After beating the game once, you unlock Hard mode, which causes Samus to deal 50% less damage, but enemies deal 50% more damage on her. Given how difficult Normal mode already is, this is truly a feat that I can only take my hat off to anyone who manages to complete it. Additionally, there is a hidden Fusion mode that has Samus seen in her Fusion suit, and has her take even more damage. Ideally this should be unlocked after beating Hard mode, but alas this mode is not accessible without using the specific Amiibo’s, which has unfortunately become unreasonably expensive to attain in the second-hand market.
Samus Returns brings an experience that makes it an easy recommendation over playing the original game. Samus controls much more fluidly here and packs new mechanics and abilities that ultimately lead to a much more engaging experience.
Evaluating this game on its own however, there are some glaring oversights, such as the excessive and lack of variety of Metroid forms can feel rather monotonous over time, and all the bosses being clumped together near the end of the game creates an out-of-nowhere difficulty spike that can seem daunting to unsuspecting players.

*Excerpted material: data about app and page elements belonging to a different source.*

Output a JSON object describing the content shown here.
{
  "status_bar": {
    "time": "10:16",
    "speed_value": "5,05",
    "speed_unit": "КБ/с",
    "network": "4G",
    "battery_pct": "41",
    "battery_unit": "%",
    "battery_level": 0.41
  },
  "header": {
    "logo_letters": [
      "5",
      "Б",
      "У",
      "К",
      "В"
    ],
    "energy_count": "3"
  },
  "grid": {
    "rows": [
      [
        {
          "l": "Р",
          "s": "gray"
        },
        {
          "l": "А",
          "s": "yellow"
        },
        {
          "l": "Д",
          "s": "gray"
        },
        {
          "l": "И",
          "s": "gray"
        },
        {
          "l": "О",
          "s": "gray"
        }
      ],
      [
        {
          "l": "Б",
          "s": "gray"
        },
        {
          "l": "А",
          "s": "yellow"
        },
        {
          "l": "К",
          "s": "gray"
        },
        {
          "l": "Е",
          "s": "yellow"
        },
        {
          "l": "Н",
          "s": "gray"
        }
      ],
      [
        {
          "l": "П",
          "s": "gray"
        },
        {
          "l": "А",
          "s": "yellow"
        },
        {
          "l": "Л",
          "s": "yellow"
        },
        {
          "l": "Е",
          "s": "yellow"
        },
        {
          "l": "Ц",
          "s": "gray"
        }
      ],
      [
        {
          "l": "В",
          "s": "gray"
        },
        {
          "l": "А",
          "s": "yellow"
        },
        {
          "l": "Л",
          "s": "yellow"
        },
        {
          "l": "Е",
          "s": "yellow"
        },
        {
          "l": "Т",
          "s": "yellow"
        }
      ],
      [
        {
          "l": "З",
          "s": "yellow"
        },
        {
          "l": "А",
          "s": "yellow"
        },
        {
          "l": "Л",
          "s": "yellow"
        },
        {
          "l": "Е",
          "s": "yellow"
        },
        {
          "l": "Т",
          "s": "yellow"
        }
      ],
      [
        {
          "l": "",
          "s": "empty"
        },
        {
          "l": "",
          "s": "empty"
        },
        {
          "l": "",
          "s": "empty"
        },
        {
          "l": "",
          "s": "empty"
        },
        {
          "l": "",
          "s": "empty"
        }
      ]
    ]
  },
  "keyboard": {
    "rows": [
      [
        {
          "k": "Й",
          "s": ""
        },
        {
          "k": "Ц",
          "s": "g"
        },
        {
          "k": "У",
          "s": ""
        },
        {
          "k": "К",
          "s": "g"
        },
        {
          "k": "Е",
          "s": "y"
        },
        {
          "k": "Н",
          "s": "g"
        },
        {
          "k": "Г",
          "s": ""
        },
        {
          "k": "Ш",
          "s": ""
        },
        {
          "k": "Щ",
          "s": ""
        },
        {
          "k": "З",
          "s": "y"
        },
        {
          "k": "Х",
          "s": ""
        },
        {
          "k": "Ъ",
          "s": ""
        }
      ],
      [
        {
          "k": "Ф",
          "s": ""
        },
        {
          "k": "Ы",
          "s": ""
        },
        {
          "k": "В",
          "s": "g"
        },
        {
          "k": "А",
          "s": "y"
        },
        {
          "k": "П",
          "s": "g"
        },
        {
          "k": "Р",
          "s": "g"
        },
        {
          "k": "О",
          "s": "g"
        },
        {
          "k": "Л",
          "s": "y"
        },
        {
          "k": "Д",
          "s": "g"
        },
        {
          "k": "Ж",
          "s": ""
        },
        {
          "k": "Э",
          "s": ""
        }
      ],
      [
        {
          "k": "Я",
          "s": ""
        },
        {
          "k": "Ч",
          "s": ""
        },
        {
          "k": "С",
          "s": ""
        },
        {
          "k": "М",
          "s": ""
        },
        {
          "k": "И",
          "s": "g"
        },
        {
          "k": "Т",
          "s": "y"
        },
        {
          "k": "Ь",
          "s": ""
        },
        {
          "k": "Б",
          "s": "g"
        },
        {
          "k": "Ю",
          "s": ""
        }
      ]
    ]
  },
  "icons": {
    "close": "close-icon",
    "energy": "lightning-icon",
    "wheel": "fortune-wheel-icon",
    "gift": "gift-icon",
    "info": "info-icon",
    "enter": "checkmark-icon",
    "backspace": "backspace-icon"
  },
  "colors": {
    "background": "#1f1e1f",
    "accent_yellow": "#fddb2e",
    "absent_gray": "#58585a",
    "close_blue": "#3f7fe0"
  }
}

The overall pacing can feel quite sluggish due to how often you need to stop and survey your surroundings. At first, if you try rushing around without knowing where enemies will pop up, you’ll definitely die a lot.
The majority of my time was spent enjoying the game for the most part. Despite facing some technical difficulties near the end-game, I can positively say I recommend it, but it is not for the faint of heart.
At the time of writing, getting a hold of this game is no longer commercially available anymore as a direct consequence of the Nintendo 3DS eShop closing its doors to new purchases. There are many offers going for second-hand copies online however, most aren’t cheap.
Hopefully Nintendo considers releasing a port, potentially remastering it with further QoL improvements by removing the Amiibo exclusive content functionality, as well as adding an Easy option for wider accessibility would be the best-case scenario.